I’m proud of the list of seven that Roberta, Roy and I ultimately settled on. It was borne of compromise and will be seen by many as flawed, but I hope those people who cared about the outcome will understand that we did our very best to represent them. From the looks of things, the Seven Wonders of Canada program was just the beginning of the CBC’s celebration of a country that boasts hundreds of wonders - not just seven. Check out the 7WC website to see the much larger and - much more important - picture that they present there.
Finally, and even though nobody’s asked me, here’s my *personal* seven wonders of Canada:
Now YOU try to get your list down to just seven!

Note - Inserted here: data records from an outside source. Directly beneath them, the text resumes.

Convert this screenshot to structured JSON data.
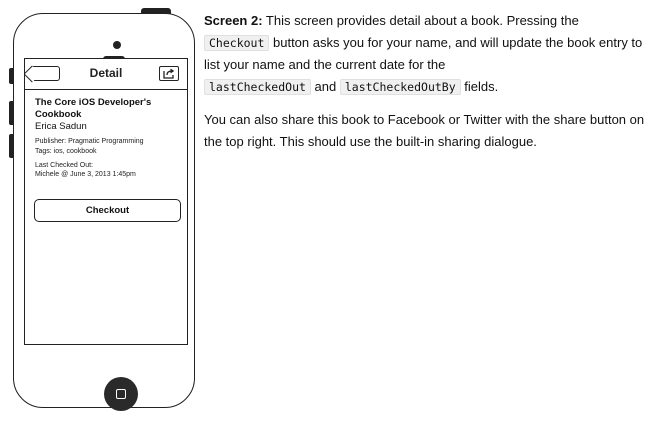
{
  "phone": {
    "nav_title": "Detail",
    "book_title": "The Core iOS Developer's Cookbook",
    "author": "Erica Sadun",
    "publisher": "Publisher: Pragmatic Programming",
    "tags": "Tags: ios, cookbook",
    "last_checked_out_label": "Last Checked Out:",
    "last_checked_out_value": "Michele @ June 3, 2013 1:45pm",
    "checkout_button": "Checkout"
  },
  "description": {
    "heading": "Screen 2:",
    "p1_a": " This screen provides detail about a book. Pressing the",
    "code_checkout": "Checkout",
    "p1_b": " button asks you for your name, and will update the book entry to list your name and the current date for the ",
    "code_last_checked_out": "lastCheckedOut",
    "p1_and": " and ",
    "code_last_checked_out_by": "lastCheckedOutBy",
    "p1_c": " fields.",
    "p2": "You can also share this book to Facebook or Twitter with the share button on the top right. This should use the built-in sharing dialogue."
  }
}
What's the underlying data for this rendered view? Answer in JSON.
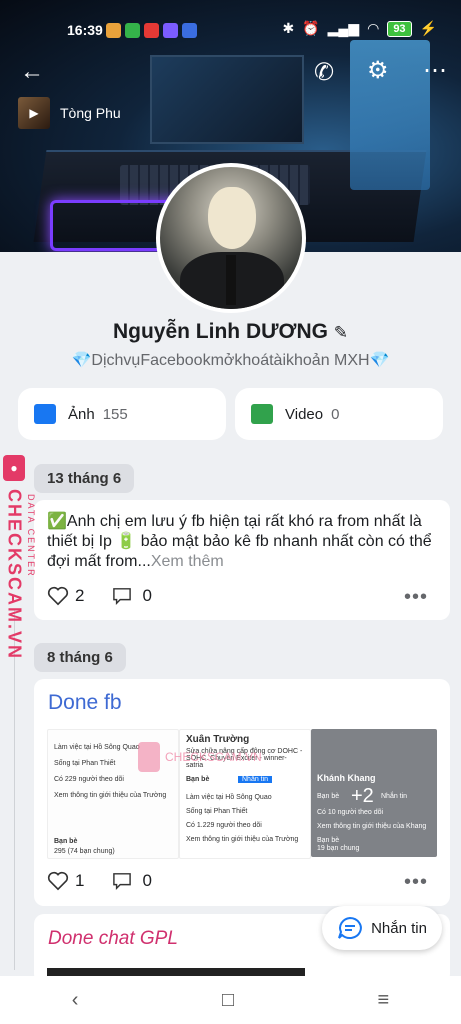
{
  "status": {
    "time": "16:39",
    "battery": "93"
  },
  "music": {
    "artist": "Tòng Phu"
  },
  "profile": {
    "name": "Nguyễn Linh DƯƠNG",
    "bio": "💎DịchvụFacebookmởkhoátàikhoản MXH💎"
  },
  "tiles": [
    {
      "label": "Ảnh",
      "count": "155"
    },
    {
      "label": "Video",
      "count": "0"
    }
  ],
  "posts": [
    {
      "date": "13 tháng 6",
      "text": "✅Anh chị em lưu ý fb hiện tại rất khó ra from nhất là thiết bị Ip 🔋 bảo mật bảo kê fb nhanh nhất còn có thể đợi mất from...",
      "more": "Xem thêm",
      "likes": "2",
      "comments": "0"
    },
    {
      "date": "8 tháng 6",
      "album_title": "Done fb",
      "likes": "1",
      "comments": "0",
      "images": [
        {
          "lines": [
            "Làm việc tại Hồ Sông Quao",
            "Sống tại Phan Thiết",
            "Có 229 người theo dõi",
            "Xem thông tin giới thiệu của Trường",
            "Bạn bè",
            "295 (74 bạn chung)"
          ]
        },
        {
          "name": "Xuân Trường",
          "lines": [
            "Sửa chữa nâng cấp động cơ DOHC - SOHC. Chuyên Exciter - winner- satria",
            "Bạn bè",
            "Nhắn tin",
            "Làm việc tại Hồ Sông Quao",
            "Sống tại Phan Thiết",
            "Có 1.229 người theo dõi",
            "Xem thông tin giới thiệu của Trường"
          ]
        },
        {
          "name": "Khánh Khang",
          "lines": [
            "Bạn bè",
            "Nhắn tin",
            "Có 10 người theo dõi",
            "Xem thông tin giới thiệu của Khang",
            "Bạn bè",
            "19 bạn chung"
          ],
          "more": "+2"
        }
      ]
    },
    {
      "album_title": "Done chat GPL"
    }
  ],
  "fab": {
    "label": "Nhắn tin"
  },
  "watermark": {
    "brand": "CHECKSCAM.VN",
    "sub": "DATA CENTER"
  }
}
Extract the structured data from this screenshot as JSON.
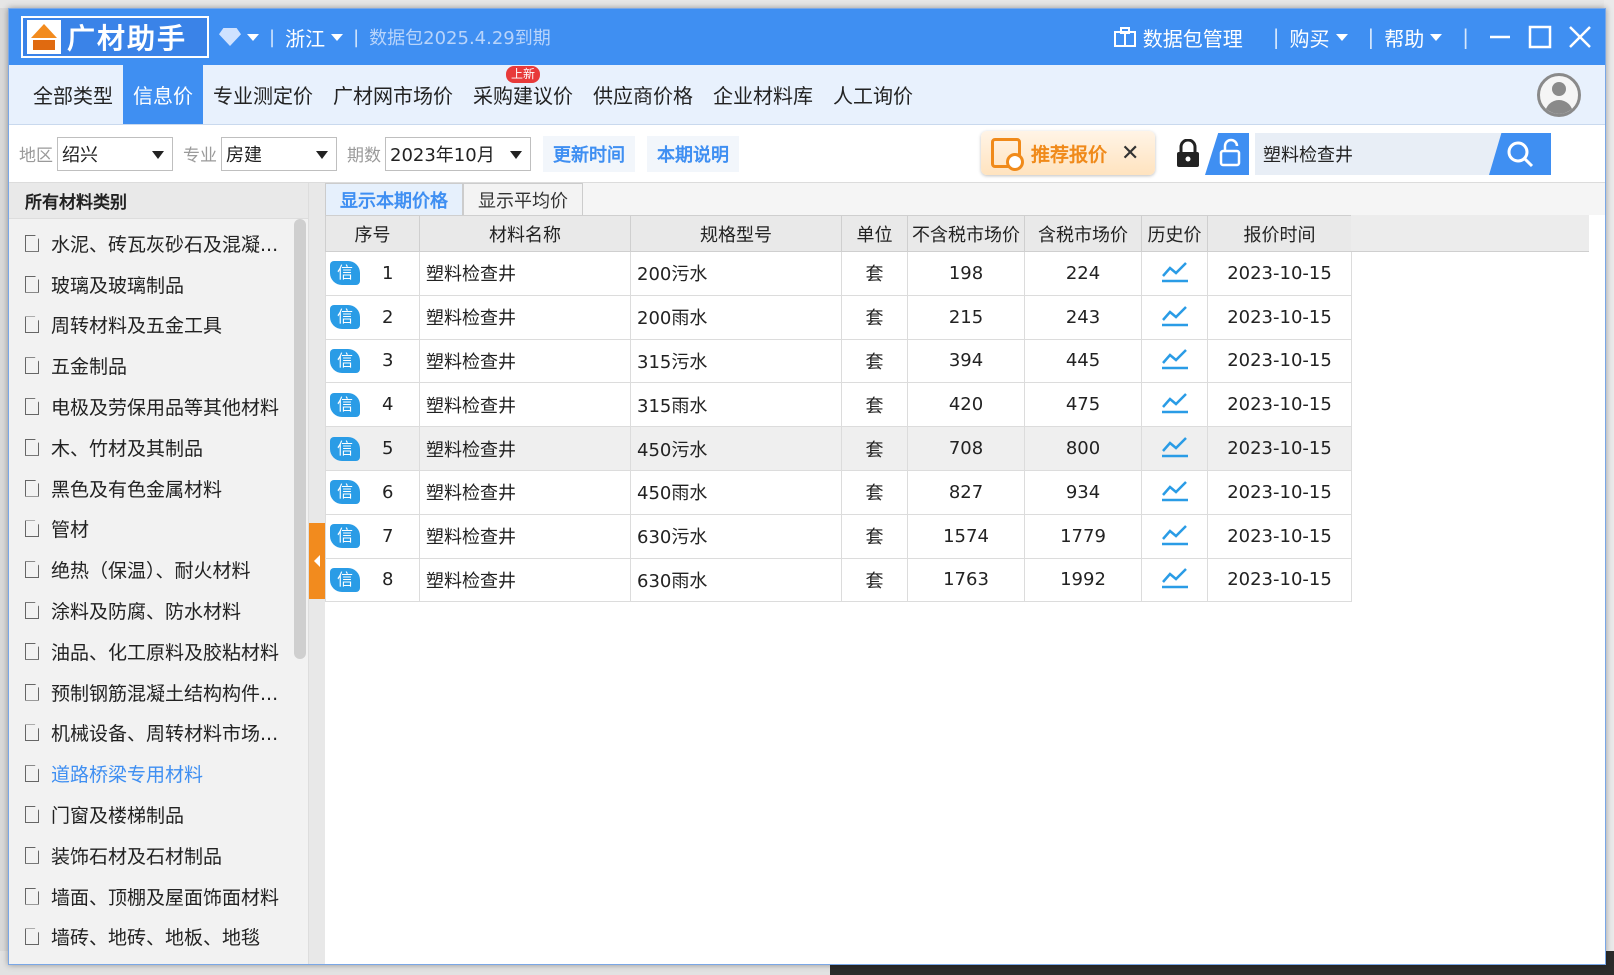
{
  "app": {
    "logo_text": "广材助手",
    "region": "浙江",
    "package_status": "数据包2025.4.29到期",
    "package_mgmt": "数据包管理",
    "buy": "购买",
    "help": "帮助"
  },
  "tabs": [
    {
      "label": "全部类型"
    },
    {
      "label": "信息价"
    },
    {
      "label": "专业测定价"
    },
    {
      "label": "广材网市场价"
    },
    {
      "label": "采购建议价",
      "badge": "上新"
    },
    {
      "label": "供应商价格"
    },
    {
      "label": "企业材料库"
    },
    {
      "label": "人工询价"
    }
  ],
  "filters": {
    "area_label": "地区",
    "area_value": "绍兴",
    "major_label": "专业",
    "major_value": "房建",
    "period_label": "期数",
    "period_value": "2023年10月",
    "update_time": "更新时间",
    "period_note": "本期说明",
    "recommend": "推荐报价",
    "search_value": "塑料检查井"
  },
  "sidebar": {
    "header": "所有材料类别",
    "items": [
      "水泥、砖瓦灰砂石及混凝...",
      "玻璃及玻璃制品",
      "周转材料及五金工具",
      "五金制品",
      "电极及劳保用品等其他材料",
      "木、竹材及其制品",
      "黑色及有色金属材料",
      "管材",
      "绝热（保温）、耐火材料",
      "涂料及防腐、防水材料",
      "油品、化工原料及胶粘材料",
      "预制钢筋混凝土结构构件...",
      "机械设备、周转材料市场...",
      "道路桥梁专用材料",
      "门窗及楼梯制品",
      "装饰石材及石材制品",
      "墙面、顶棚及屋面饰面材料",
      "墙砖、地砖、地板、地毯"
    ]
  },
  "subtabs": [
    "显示本期价格",
    "显示平均价"
  ],
  "table": {
    "columns": [
      "序号",
      "材料名称",
      "规格型号",
      "单位",
      "不含税市场价",
      "含税市场价",
      "历史价",
      "报价时间"
    ],
    "badge": "信",
    "rows": [
      {
        "seq": "1",
        "name": "塑料检查井",
        "spec": "200污水",
        "unit": "套",
        "price_ex": "198",
        "price_in": "224",
        "date": "2023-10-15"
      },
      {
        "seq": "2",
        "name": "塑料检查井",
        "spec": "200雨水",
        "unit": "套",
        "price_ex": "215",
        "price_in": "243",
        "date": "2023-10-15"
      },
      {
        "seq": "3",
        "name": "塑料检查井",
        "spec": "315污水",
        "unit": "套",
        "price_ex": "394",
        "price_in": "445",
        "date": "2023-10-15"
      },
      {
        "seq": "4",
        "name": "塑料检查井",
        "spec": "315雨水",
        "unit": "套",
        "price_ex": "420",
        "price_in": "475",
        "date": "2023-10-15"
      },
      {
        "seq": "5",
        "name": "塑料检查井",
        "spec": "450污水",
        "unit": "套",
        "price_ex": "708",
        "price_in": "800",
        "date": "2023-10-15"
      },
      {
        "seq": "6",
        "name": "塑料检查井",
        "spec": "450雨水",
        "unit": "套",
        "price_ex": "827",
        "price_in": "934",
        "date": "2023-10-15"
      },
      {
        "seq": "7",
        "name": "塑料检查井",
        "spec": "630污水",
        "unit": "套",
        "price_ex": "1574",
        "price_in": "1779",
        "date": "2023-10-15"
      },
      {
        "seq": "8",
        "name": "塑料检查井",
        "spec": "630雨水",
        "unit": "套",
        "price_ex": "1763",
        "price_in": "1992",
        "date": "2023-10-15"
      }
    ]
  },
  "colors": {
    "primary": "#3f8ff2",
    "accent_orange": "#f28b1e",
    "badge_red": "#e83a3a",
    "info_badge": "#2a9ce6"
  }
}
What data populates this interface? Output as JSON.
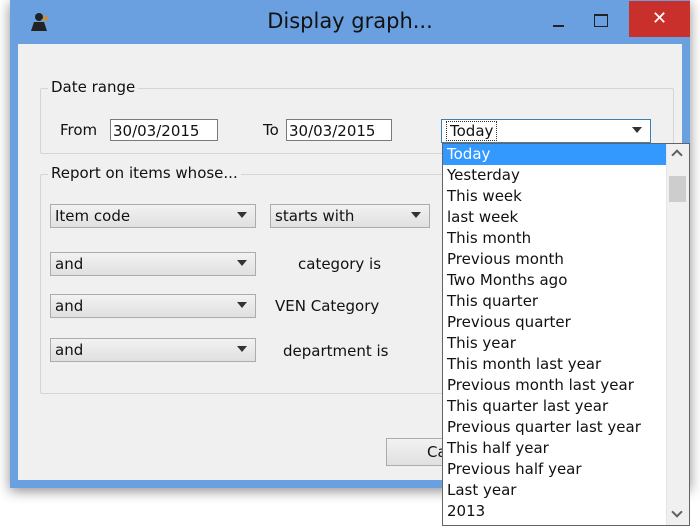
{
  "window": {
    "title": "Display graph...",
    "icon": "app-person-icon",
    "controls": {
      "minimize": "minimize-icon",
      "maximize": "maximize-icon",
      "close": "✕"
    },
    "close_color": "#c9302c",
    "frame_color": "#6aa0e0"
  },
  "date_range": {
    "group_label": "Date range",
    "from_label": "From",
    "from_value": "30/03/2015",
    "to_label": "To",
    "to_value": "30/03/2015",
    "preset_value": "Today"
  },
  "report": {
    "group_label": "Report on items whose...",
    "row1": {
      "field": "Item code",
      "operator": "starts with"
    },
    "row2": {
      "conj": "and",
      "label": "category is"
    },
    "row3": {
      "conj": "and",
      "label": "VEN Category"
    },
    "row4": {
      "conj": "and",
      "label": "department is"
    }
  },
  "buttons": {
    "cancel_partial": "Ca"
  },
  "dropdown": {
    "selected_index": 0,
    "highlight_color": "#3399ff",
    "options": [
      "Today",
      "Yesterday",
      "This week",
      "last week",
      "This month",
      "Previous month",
      "Two Months ago",
      "This quarter",
      "Previous quarter",
      "This year",
      "This month last year",
      "Previous month last year",
      "This quarter last year",
      "Previous quarter last year",
      "This half year",
      "Previous half year",
      "Last year",
      "2013"
    ]
  }
}
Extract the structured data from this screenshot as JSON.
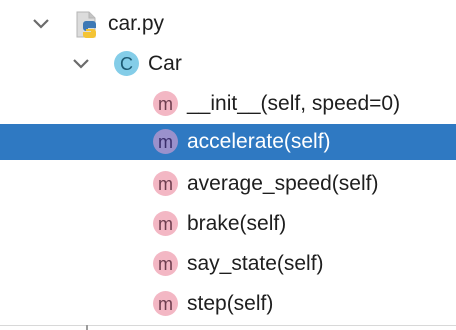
{
  "tree": {
    "file": {
      "label": "car.py",
      "icon": "python-file-icon",
      "expanded": true
    },
    "class": {
      "label": "Car",
      "badge": "C",
      "icon": "class-icon",
      "expanded": true
    },
    "methods": [
      {
        "label": "__init__(self, speed=0)",
        "badge": "m",
        "selected": false
      },
      {
        "label": "accelerate(self)",
        "badge": "m",
        "selected": true
      },
      {
        "label": "average_speed(self)",
        "badge": "m",
        "selected": false
      },
      {
        "label": "brake(self)",
        "badge": "m",
        "selected": false
      },
      {
        "label": "say_state(self)",
        "badge": "m",
        "selected": false
      },
      {
        "label": "step(self)",
        "badge": "m",
        "selected": false
      }
    ]
  },
  "colors": {
    "selection": "#2f79c2",
    "method_badge": "#f3b7c4",
    "method_badge_selected": "#9a91cc",
    "class_badge": "#84cde8"
  }
}
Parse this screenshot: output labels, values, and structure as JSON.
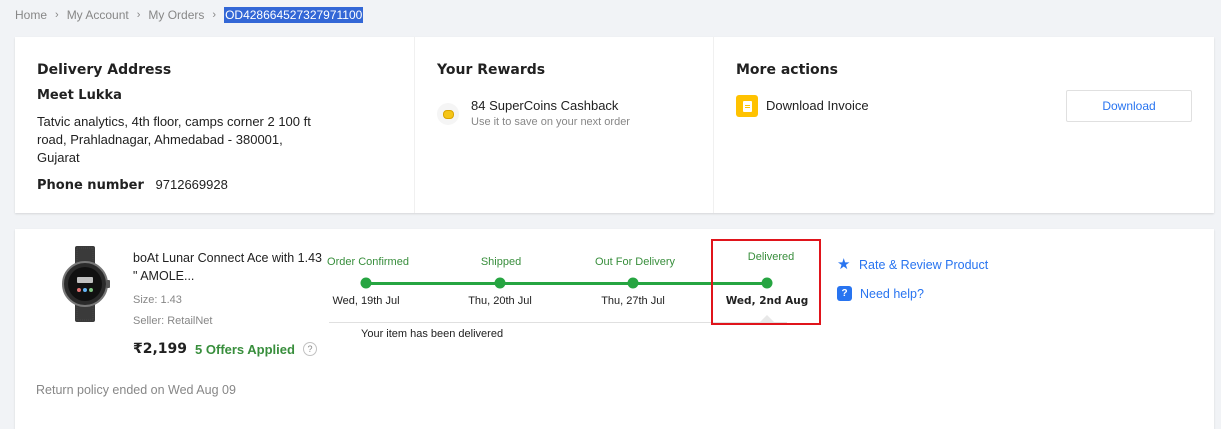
{
  "breadcrumb": {
    "items": [
      "Home",
      "My Account",
      "My Orders"
    ],
    "current": "OD428664527327971100",
    "separator": "›"
  },
  "delivery": {
    "title": "Delivery Address",
    "name": "Meet Lukka",
    "address": "Tatvic analytics, 4th floor, camps corner 2 100 ft road, Prahladnagar, Ahmedabad - 380001, Gujarat",
    "phone_label": "Phone number",
    "phone": "9712669928"
  },
  "rewards": {
    "title": "Your Rewards",
    "icon": "supercoin-icon",
    "headline": "84 SuperCoins Cashback",
    "subtext": "Use it to save on your next order"
  },
  "actions": {
    "title": "More actions",
    "icon": "invoice-icon",
    "invoice_label": "Download Invoice",
    "download_button": "Download"
  },
  "product": {
    "name": "boAt Lunar Connect Ace with 1.43 \" AMOLE...",
    "size": "Size: 1.43",
    "seller": "Seller: RetailNet",
    "price": "₹2,199",
    "offers": "5 Offers Applied",
    "help_glyph": "?"
  },
  "tracking": {
    "stages": [
      {
        "label": "Order Confirmed",
        "date": "Wed, 19th Jul"
      },
      {
        "label": "Shipped",
        "date": "Thu, 20th Jul"
      },
      {
        "label": "Out For Delivery",
        "date": "Thu, 27th Jul"
      },
      {
        "label": "Delivered",
        "date": "Wed, 2nd Aug"
      }
    ],
    "status_message": "Your item has been delivered",
    "accent_color": "#26a541",
    "highlight_color": "#e0141b"
  },
  "side_actions": {
    "rate_label": "Rate & Review Product",
    "rate_icon": "star-icon",
    "help_label": "Need help?",
    "help_icon": "help-icon",
    "help_glyph": "?"
  },
  "return_policy": "Return policy ended on Wed Aug 09",
  "colors": {
    "link": "#2874f0",
    "success": "#388e3c",
    "muted": "#878787",
    "selection": "#3367d6"
  }
}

UPDATE - “One thing’s for sure, the Sleeping Giant is awake now” - Roy MacGregor - Globe and Mail UPDATE 2 - “Geographical correctness run amok” - Christie Blatchford - Globe and Mail UPDATE 3 - “More on the Seven Wonders of Canada” Jonathan Whitten & Cathy Simon - The National - Blog
There were moments, on the CBC’s Seven Wonders of Canada set, where the three of us fell totally silent and simply stared at one another hopelessly. Staff from ‘The National’ and ‘Sounds Like Canada’ and a large crew of technicians looked on, cameras rolling, as the complete impossibility of our task began to sink in.
We had been chosen by the CBC to be judges. I believe they made excellent choices. Roberta L. Jamieson is the Chief Executive Officer of the National Aboriginal Achievement Foundation. She was the first Canadian aboriginal woman to earn a law degree, the first woman to serve as the chief of the Six Nations and the first woman appointed as Ombudsman for the Province of Ontario - a position she held for ten years. We arm-wrestled on the set.
Roy MacGregor has been covering the Stanley Cup Finals for the Globe and Mail recently. We hung out backstage together at game four in Ottawa. His books have been short-listed for the Governor General’s Award and include both fiction and non-fiction. He wrote the acclaimed “Home Team: Fathers, Sons and Hockey”, the popular Screech Owls Mystery series for young readers and has recently released “Canadian” in which he attempts to explain us to ourselves. If Google is to be trusted, he’s an Order of Canada recipient. He’s also a helluva guy.
None of our credentials could have prepared us for the surreal showdown we were facing. Starting with a “short list” of fifty-two truly inspiring Canadian “wonders”, we were given just over three hours to discard fourty-five of them. Our every deliberation was being filmed for TV and recorded for radio, and would be presented in an edited form, right across the country, four days later.
To be continued …
UPDATE - “Seven Wonders of Canada” - Jonathan Whitten Executive Producer of the National - CBC Inside Media UPDATE 2 - “What is more wonderfully Canadian than a snowflake?” - Roy MacGregor Globe and Mail
I did two interviews last Tuesday - one with a newspaper in Fort Saskatchewan, Alberta and one with a magazine in Toronto, Ontario.
While discussing the fact that many people come to see my band multiple times, the Fort Saskatchewan interviewer told me that he’d seen Trooper fourteen times. When discussing the same topic half an hour later with the Toronto writer, I proudly mentioned the Fort S. writer/fan.
“Well, he’s got me …” he said sounding a little disappointed, “I’ve only seen you twelve times”.